His employer is the Jonathan Daniel Anderson Imagination and Construction Co. and his title is grandpa. His 9-year-old grandson is president, and the company makes workbenches -- Jonathan designs them, and they both put them together.
Like any good company, it has rules. "For instance," Walter told me in a video interview, his grandson "can't use a tool unless he can tell me what the tool is, how to handle it properly, and tell me what it's used for. So he knows every tool, and sometimes it can be rather fun. He'll be with an adult, and quite innocently he'll say, 'Excuse me, Uncle This or Mr. That, that's not the proper tool for the job; this is what you need.'"
If the workbench market bogs down, Walter will still manage to keep fairly busy. He's an author and playwright, and he has a play going into production called "Johnny's War," produced by Julian Schlossberg. And there are a couple of more in the works, including a musical.
Actress Marlo Thomas once called Walter a "gutsy, tough warrior" for a book he wrote about his search for his real identity. He quit high school when he was 16 and spent almost five years in the Marines. When he came back his father died. "After the funeral, I was alone with my mother," he wrote. "And I said to her, after we talked quite a bit, 'Mommy, the man we just buried. Was he my father?' And there was an instant of shock, and then she said, 'No.'"
I asked Walter why he asked that question, and he told me that's why he wrote his book, "Meant to Be: The True Story of a Son Who Discovered He Is His Mother's Deepest Secret." He wrote the book to learn for himself why he asked that question.
Walter always had a sense he was different. "I had a very strong feeling. It wasn't so much the physical. . . . It it was more of who I was. It just didn't feel right.
"And it turned out that my mother, a German Lutheran married to a Finnish-American, had an affair during World War II with a Russian Jew. And I was the product of that. And she kept me a secret for all of those years. She made me promise not to disclose [the secret] to my brother or sister, because she was very embarrassed, and she didn't want to hurt them. And so, as long as they lived, I would not disclose [it to them], nor to anyone else."
Walter's sister died at a young age, and his brother passed away in 2000. He told his mother, "Mom, I kept the promise all these years." She replied, "You're free to tell anyone. You're free to tell the children." So he did, and his son wanted to find out if they had other family. Walter hired an investigative reporter to work with his son, and they discovered Walter had another brother, Herbert Dorfman. Herbert was also a writer and eventually became producer of NBC News.

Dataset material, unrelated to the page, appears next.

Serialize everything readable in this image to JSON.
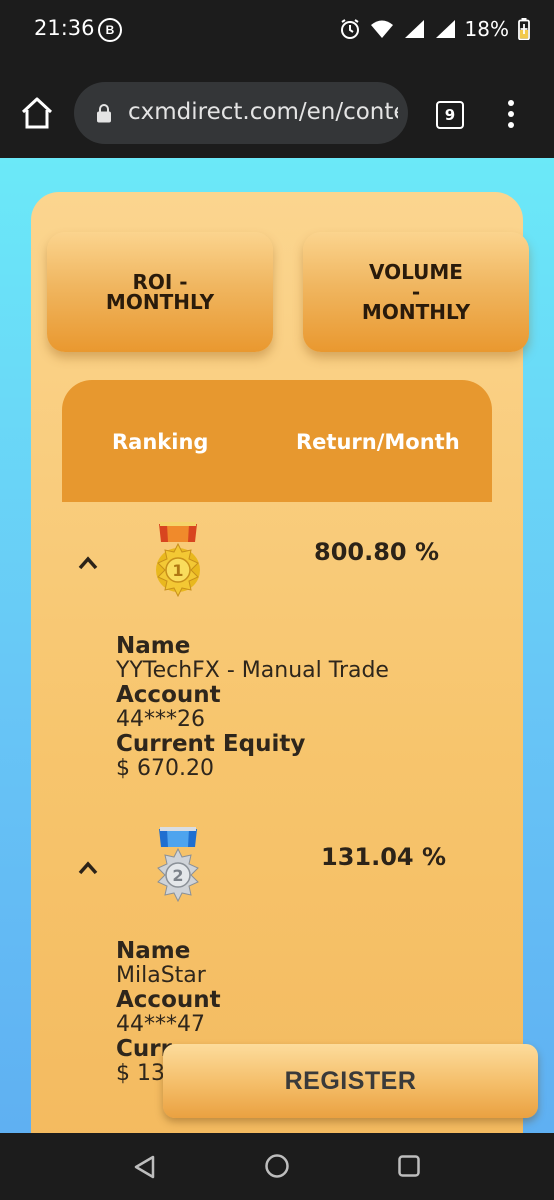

When he met Herbert, his brother had a manila folder with pictures of their father. "One of the most difficult things I've ever had to do was to open that folder, as much as I wanted to see it. And I opened it up, and I saw my face. On the cover of the book, most people think it's me in the upper corner. It's actually a picture of my real father."
When Walter's mother told him he had another father, his real father was dead. "She didn't find out that he had died until all of this." And his mother, before she died, got to meet Herb. "Now we are a larger, more extended family."
Walter believes that real success "is to live with dignity. And the most important dignity is to be yourself." After his search to find his true self, I'd say he's a man who lives with dignity -- even when he's making workbenches with his grandson.